I'm not saying there are no guiding principles, nor am I denying that Scripture has moral imperatives which carry force through time.

I am also not trying to say that sin is a minor blip on the radar screen of God's plan of salvation.

But without this grander vision which places Christ and the cross within an proper understanding of God's covenant with creation, and then with humanity through Israel, we do indeed end up with a view of God that succumbs Him to sin (as merely a reactionary god, otherwise unconcerned with us); makes His judgment of sin seem arbitrary; and renders the humanity of Christ and the very life of Jesus on earth little more than inconsequential, only meant to communicate timeless principles to us, leaving aside any understanding of his (or our) human situation or the grander narrative of Israel within which his (and our) life find all their meaning.

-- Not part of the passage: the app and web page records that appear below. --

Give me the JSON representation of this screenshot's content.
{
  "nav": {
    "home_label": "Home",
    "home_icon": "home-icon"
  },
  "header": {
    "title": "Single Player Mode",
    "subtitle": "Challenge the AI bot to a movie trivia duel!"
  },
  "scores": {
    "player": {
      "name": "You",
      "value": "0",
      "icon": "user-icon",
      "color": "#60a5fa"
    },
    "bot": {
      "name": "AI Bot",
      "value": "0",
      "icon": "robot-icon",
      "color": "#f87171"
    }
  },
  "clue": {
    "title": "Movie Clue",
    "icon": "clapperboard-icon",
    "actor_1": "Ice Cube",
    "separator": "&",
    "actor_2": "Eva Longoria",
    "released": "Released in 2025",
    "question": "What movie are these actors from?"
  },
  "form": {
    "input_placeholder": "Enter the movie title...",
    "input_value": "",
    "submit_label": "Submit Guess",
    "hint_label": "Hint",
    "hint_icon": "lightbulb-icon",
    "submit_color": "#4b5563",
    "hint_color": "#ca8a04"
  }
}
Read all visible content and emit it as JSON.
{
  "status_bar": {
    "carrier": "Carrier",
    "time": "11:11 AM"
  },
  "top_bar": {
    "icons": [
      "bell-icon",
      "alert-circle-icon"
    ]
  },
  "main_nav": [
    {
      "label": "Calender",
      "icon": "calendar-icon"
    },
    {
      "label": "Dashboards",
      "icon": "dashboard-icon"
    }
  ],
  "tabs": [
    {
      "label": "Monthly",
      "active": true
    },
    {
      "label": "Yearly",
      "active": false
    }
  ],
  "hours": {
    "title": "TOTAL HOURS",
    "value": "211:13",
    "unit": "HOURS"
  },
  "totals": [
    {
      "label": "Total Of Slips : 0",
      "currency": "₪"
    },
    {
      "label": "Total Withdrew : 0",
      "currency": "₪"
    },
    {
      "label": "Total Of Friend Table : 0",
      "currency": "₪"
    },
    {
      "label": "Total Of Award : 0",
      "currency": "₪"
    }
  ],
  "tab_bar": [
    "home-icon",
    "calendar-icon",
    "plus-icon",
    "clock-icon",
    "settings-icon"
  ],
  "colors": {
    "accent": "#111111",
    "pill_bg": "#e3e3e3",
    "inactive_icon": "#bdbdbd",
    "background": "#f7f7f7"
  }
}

jonkramer said...

I grew up with a “bridge” understanding of the gospel - and it “worked”, I guess, for quite a while for me. But when I read McLaren’s “The Story We Find Ourselves In” (which pretty much presents these ideas of Barth’s in a narrative fashion), I was just blown away to find that God’s story (reconciliation) is so much better/grander than I first thought. Some might find it cheesy, but I’ve found McLaren’s 7-C’s that chart the narrative of God to be quite helpful: Creation, Crisis, Calling, Conversations/Cycles, Christ, Church/Community, Consummation. I’m not a big fan of “gospel presentations”, but if I had to do one, I would much rather chart it out this way than by simply using the bridge illustration.

jon said...

Sounds intriguing. My question is whether the C's between Creation and Christ adequately represent the period from the Patriarchs to Israel (which give meaning to what the Christ etc are about) or if they turn them into abstractions?

jonkramer said...

Good question.
I think it all depends on how one unpacks the stuff. If one simply rushes through Crisis, Calling, Conversations, by saying "things broke - God tried to fix it - it didn't work" - then we're missing out on a lot. And typically, I think most evangelicals would rush through the first stages - just to get to Christ.
But, personally, I've found McLaren to be theologically deep (enough), but easily accessible (The Conversations section is broken up into: Priests, Prophets, Poets, Philosophers... you can see what he's trying to do).

jon said...

yeah, cool.

i have been thinking ever since Hirsch said "Trinitarianism makes clumsy missiology" of coming up with a more holistically biblical (yet concisely presentable) and Trinitarian gospel presentation to replace the "bridge diagram".

SOunds like McLaren may have a decent one. THe other day in church I preached A Hitchhikers Guide to the Life of Christ as my first attempt.

Anonymous said...

good stuff guys. As a young boy (11 ish) I can remember asking Jesus to "come into my heart" because i was scared of going to hell. The "salvation experience" at that time was very real (that aspect of it still is) but very soon discovered there's a ton more stuff involved in our salvation (reconciliation to use Barth's term) that fire escaped. And it's taking all my life to unpack the ramifications of it all. Is that what this excellent discussion is about (other than the pretrib stuff)? As long as we don't forget that the "going to heaven not hell" stuff is still truth! Stu.